Practice and Procedure


PUBLISHED April 30, 2003

A custodial sentence of nine years and an extended period of five years for the rape of a 14 year old girl was too long. A sentence of eight years was appropriate with an extended period of two years.Appeal against sentence with leave of the single judge. On 13 September 2001 at Maidstone Crown Court the defendant, ('C') was convicted of rape. On 20 December 2001 an extended sentence of 14 years was imposed made up of a nine year custodial sentence and an extended period of five years under s.85 Powers of Criminal Courts (Sentencing) Act 2000. On 17 March 2001 the 14 year old victim ('V') went to the station to meet her father. C was at the station and V spoke to him as she knew him.
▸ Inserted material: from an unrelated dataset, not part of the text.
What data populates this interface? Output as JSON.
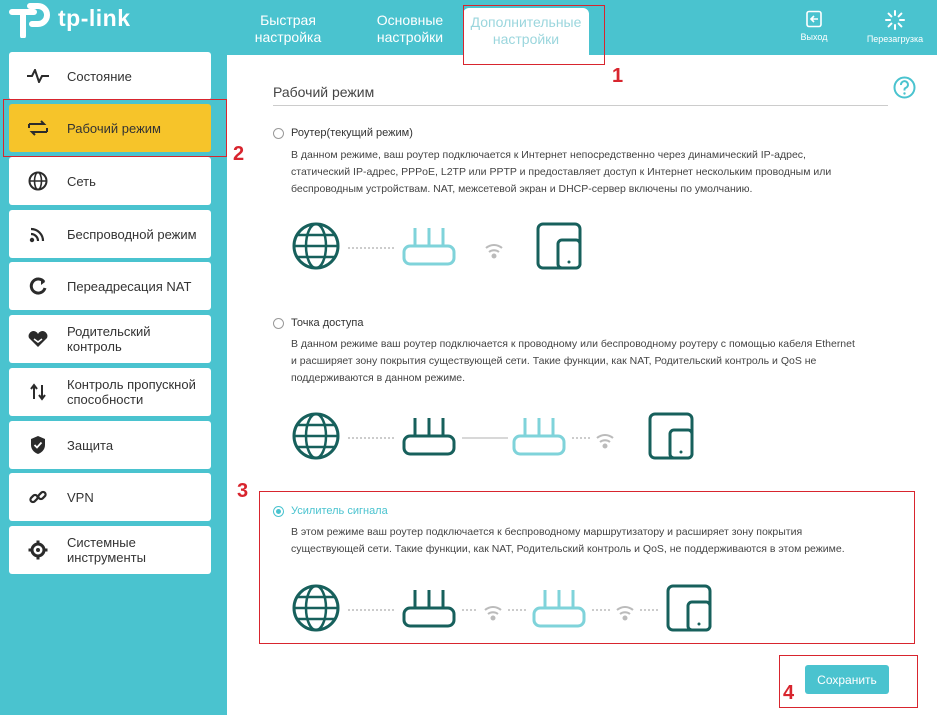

C persuaded V to follow him, he distracted her and pulled down her trousers, forced her to the floor and had unprotected sex with her. When C had finished V was very upset and went to the toilets where she was seen by station staff who called the police. At trial it was accepted that V had something of a crush on C and had jokingly said something to him about "fancying a snog". C had two previous convictions, one in 1999 for an indecent assault on a female over 16 years old. Although he had pleaded guilty to that offence, when he gave evidence in the present case he denied having been guilty. C appealed sentence on the ground that it was manifestly excessive as the starting point in similar cases of rape was five years and there had been no serious aggravating factors which justified an increase.HELD: (1) The court was referred to various authorities but the only relevant authority was R v Millbery & Ors (2003) 1 WLR 546. It was clear from that case that the starting point in cases involving the rape of a child was eight years and not five years. A material consideration was the age of the child and the court was not tied to the starting point, it could be made higher or lower. (2) There were matters which justified the judge going over the starting point of eight years for example C's previous conviction. However, the custodial sentence was too long and the nine years would be quashed with eight years substituted. (3) The extended period of five years was also too long. It was important to remember the consequences of such a long extended period, C was of a young age and could be recalled at any time during the 14 year period. Such an extension was not justified and the five years would be quashed with two years substituted.Appeal allowed.